..... kushi oki 櫛置(くしおき) using a comb

red and white...
candy still sweet after
one thousand years

- Shared by Pat Geyer -
Haiku Culture Magazine, 2013


. Amulets and Talismans from Japan . 




Gabi Greve said...

Thanks, Gabi.
If you search for "formal trouser" you'll see my changes.

 David Lanoue
Glad to be of help, David!

Gabi Greve said...

Ebisu-koo su-uri ni hakama kisenikeri

Ebisu Festival:
vinegar salesman decked out
in formal wear

Matsuo Basho

trans.

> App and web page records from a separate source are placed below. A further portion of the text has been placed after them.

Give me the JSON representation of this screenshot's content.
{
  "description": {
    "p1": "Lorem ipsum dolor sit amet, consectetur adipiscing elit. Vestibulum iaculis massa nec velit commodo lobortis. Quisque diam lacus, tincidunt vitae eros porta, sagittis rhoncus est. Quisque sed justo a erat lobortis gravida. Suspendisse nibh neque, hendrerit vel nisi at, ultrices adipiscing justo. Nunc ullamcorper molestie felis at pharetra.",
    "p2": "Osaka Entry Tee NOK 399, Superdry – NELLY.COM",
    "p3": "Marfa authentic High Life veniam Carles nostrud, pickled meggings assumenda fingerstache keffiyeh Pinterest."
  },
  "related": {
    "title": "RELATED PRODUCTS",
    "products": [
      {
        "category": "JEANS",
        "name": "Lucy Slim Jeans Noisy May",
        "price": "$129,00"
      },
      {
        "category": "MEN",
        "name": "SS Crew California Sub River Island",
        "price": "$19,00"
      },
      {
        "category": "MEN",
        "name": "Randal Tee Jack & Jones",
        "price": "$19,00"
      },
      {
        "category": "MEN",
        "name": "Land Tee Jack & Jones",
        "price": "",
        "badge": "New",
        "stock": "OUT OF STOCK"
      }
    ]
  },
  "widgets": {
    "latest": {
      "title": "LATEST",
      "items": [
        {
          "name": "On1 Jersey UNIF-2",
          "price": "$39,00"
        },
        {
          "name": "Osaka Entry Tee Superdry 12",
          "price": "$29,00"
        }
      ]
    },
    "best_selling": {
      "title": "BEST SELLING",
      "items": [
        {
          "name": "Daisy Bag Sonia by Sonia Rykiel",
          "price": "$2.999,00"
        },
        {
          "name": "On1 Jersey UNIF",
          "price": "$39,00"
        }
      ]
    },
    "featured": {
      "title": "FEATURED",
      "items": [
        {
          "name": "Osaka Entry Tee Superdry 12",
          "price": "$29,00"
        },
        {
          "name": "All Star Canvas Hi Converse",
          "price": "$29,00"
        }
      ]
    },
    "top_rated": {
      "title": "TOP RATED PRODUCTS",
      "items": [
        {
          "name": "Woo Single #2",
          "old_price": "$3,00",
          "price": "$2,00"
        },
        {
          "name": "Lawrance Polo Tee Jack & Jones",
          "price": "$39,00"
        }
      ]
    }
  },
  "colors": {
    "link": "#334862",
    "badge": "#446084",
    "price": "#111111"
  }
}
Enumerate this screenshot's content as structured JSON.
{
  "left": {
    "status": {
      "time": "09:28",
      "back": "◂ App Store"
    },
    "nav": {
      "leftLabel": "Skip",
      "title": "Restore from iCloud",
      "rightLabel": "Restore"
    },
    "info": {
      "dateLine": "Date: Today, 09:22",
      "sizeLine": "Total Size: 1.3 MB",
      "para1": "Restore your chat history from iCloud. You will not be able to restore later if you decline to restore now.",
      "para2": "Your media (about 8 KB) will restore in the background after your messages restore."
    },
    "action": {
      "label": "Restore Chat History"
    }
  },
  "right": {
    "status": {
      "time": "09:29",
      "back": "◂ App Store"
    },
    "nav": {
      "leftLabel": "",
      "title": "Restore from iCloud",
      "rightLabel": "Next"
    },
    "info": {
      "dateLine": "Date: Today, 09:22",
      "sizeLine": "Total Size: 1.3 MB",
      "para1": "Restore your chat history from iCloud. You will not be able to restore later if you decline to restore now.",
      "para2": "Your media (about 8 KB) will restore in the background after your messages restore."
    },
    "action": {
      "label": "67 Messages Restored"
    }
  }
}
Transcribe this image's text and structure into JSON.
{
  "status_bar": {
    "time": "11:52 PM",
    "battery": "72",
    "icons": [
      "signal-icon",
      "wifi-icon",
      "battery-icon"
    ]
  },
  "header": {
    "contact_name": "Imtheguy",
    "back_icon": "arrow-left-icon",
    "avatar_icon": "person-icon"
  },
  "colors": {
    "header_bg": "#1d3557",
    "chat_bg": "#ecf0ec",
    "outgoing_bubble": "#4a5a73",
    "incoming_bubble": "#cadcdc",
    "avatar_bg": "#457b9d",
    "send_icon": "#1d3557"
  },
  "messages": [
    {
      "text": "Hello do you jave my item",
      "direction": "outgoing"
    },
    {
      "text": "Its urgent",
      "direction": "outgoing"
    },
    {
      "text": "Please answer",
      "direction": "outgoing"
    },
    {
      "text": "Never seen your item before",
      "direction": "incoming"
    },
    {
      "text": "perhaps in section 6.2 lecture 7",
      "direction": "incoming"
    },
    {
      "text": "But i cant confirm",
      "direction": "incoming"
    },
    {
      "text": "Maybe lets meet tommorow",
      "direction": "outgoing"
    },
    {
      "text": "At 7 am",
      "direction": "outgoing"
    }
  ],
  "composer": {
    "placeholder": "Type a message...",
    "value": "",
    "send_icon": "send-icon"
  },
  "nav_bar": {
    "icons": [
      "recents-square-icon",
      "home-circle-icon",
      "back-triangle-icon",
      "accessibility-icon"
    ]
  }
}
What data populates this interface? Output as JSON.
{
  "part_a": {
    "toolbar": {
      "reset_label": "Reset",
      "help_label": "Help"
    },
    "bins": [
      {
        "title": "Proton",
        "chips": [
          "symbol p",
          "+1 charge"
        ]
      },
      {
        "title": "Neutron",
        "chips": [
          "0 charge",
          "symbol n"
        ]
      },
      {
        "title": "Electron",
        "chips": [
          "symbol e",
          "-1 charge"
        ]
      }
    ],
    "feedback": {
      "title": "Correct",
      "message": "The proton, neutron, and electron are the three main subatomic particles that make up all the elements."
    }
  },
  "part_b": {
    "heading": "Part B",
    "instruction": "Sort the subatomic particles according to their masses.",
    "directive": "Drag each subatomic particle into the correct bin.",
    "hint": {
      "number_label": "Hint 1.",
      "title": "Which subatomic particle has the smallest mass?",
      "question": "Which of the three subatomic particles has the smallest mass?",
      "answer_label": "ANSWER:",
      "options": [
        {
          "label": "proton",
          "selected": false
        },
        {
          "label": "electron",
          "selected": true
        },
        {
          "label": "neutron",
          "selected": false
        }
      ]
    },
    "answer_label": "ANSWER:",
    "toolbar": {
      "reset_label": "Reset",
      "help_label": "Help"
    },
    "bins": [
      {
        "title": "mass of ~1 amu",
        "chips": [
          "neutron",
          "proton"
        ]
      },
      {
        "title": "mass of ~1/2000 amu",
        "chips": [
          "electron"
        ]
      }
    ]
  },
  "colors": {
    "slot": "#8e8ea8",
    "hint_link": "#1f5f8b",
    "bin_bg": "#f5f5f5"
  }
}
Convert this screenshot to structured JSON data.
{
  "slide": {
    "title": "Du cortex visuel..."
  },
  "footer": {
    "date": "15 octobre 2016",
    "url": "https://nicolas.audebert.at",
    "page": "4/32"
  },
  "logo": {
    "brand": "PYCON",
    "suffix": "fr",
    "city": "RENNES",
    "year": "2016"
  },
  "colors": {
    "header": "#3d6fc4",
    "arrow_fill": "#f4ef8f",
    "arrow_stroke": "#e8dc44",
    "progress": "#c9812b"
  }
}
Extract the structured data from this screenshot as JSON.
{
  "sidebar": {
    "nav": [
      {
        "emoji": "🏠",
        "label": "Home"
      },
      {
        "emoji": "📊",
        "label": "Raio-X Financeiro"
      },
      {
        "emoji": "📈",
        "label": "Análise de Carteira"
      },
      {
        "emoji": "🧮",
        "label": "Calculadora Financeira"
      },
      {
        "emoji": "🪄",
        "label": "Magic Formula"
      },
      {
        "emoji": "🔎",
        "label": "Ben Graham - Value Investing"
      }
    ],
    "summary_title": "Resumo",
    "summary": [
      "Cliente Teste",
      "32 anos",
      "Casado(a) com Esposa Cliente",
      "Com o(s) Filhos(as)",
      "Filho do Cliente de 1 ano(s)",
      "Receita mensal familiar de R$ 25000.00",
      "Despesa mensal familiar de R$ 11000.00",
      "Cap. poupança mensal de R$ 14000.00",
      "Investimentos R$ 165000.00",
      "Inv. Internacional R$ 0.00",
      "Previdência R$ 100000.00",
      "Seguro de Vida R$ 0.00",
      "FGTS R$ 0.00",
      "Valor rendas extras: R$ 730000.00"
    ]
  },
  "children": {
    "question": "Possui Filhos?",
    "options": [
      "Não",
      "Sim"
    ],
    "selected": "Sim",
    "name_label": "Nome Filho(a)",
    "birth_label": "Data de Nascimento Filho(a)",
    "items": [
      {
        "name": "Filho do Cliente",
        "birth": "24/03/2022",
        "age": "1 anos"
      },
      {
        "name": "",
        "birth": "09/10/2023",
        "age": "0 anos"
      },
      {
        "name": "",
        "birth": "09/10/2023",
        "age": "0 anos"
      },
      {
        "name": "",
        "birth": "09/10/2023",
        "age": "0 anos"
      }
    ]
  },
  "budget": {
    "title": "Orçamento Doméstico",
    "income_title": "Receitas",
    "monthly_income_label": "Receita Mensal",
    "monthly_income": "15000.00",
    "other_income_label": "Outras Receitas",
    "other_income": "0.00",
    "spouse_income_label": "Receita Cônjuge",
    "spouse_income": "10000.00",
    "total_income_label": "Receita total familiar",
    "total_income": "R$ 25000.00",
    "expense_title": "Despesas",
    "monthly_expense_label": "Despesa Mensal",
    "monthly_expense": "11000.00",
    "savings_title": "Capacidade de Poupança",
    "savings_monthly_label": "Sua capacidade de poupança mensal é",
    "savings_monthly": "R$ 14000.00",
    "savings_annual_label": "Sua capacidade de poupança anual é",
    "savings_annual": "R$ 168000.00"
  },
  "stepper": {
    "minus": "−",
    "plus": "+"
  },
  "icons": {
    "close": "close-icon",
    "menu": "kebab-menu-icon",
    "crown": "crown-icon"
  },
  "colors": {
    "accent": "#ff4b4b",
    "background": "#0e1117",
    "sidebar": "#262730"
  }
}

David Barnhill

Ebisu and Haiku

Gabi Greve - Basho archives said...

sasa no tsuyu / hakama ni kakeshi / shigeri kana

Matsuo Basho

Gabi Greve - Basho archives said...

ie wa mina tsue ni shiragami no hakamairi

all family members
with canes and white hair
visiting graves

Matsuo Basho 松尾芭蕉, 1656 明暦2
at the local shrine of his village at Iga Ueno

Gabi Greve - Basho archives said...

mina ogame / Futami no shime o / toshi no kure

Matsuo Basho

しめ shimenawa

Gabi Greve - WKD said...

hakamagi ya Hachimanguu no ujiko tachi

they come clad in Hakama trousers -
all the parishioners
from Hachimangu

. Masaoka Shiki 正岡子規 visiting shrines and temples .

Anonymous said...

Hakama is a general term for pleated skirt-like garments worn with kimono by both men and women.
There are two broad categories of hakama: divided (馬乗り umanori or "horse-riding" hakama), which are constructed like very wide trousers;
undivided (行灯袴 andon bakama, literally lantern hakama) which are constructed like a wide skirt; both have the same appearance when worn. Hakama are tied at the waist using four himo, and fall to the ankles.

Hakama were originally one part of an outfit called a kamishimo (上下 or 裃, literally upper and lower). Worn by men of high rank, the hakama was paired with a matching stiff, sleeveless jacket known as a kataginu (肩衣).

Hakama are worn by men with all types of kimono except yukata.

Gabi Greve - facebook said...

Discussion of facebook, with
Robin D Gill
with more information

Gabi Greve said...

Kamishimo (裃)

Kamishimo were a two piece formal ceremonial dress worn by Edo period samurai of rank at court and during ceremonies. A less formal version was worn as everyday dress by samurai in the Muromachi-Momoyama periods, developing into a more formal and uniform part of ceremonial dress in the Edo period.

The two piece Kamishimo featured a kataginu, a sleeveless jacket with pleated wing-like extended shoulder pieces, and a hakama, made in a matching pattern and color. This was worn over a knee length kosode kimono. The hakama could be either the baggy trouser-like Umanori type, or the skirt-like Andon type.

Kamishimo were the required dress for formal occasions, imperial court ceremonies and appearances within the Shogun’s castle. At those times, the kamishimo were often worn with naga-bakama, elongated hakama trailing some 60cm longer than necessary, impeding the ability to walk normally, thus preventing attacks and assassination. Being able to walk smoothly in naga-bakama was seen as a sign of good breeding.

Kamishimo usually featured the family crest on the upper front, and central rear of the kataginu, and on the koshiita plate at the back of the hakama too. The costumes were made of plain weave Japanese asa hemp or cotton cloth, and patterned with stencil print.

facebook -

Gabi Greve - Darumapedia said...

saruame no Yushima no Miya no shichi go san

the Shichi-Go-San festival
at Yushima Shrine
with Monkey Sweets

Mizuhara Shūōshi 水原秋櫻子 Mizuhara Suoshi (1892-1981) .
MORE about Yushima

Gabi Greve said...

たづげ tazuge -
work hakama for use in the snow.

Gabi Greve said...

sooe, soo-e 僧依 / hoo-e 法依 robes of a priest
jikitotsu 直綴

kirihakama 切り袴 / 切袴 Hakama trousers of a priest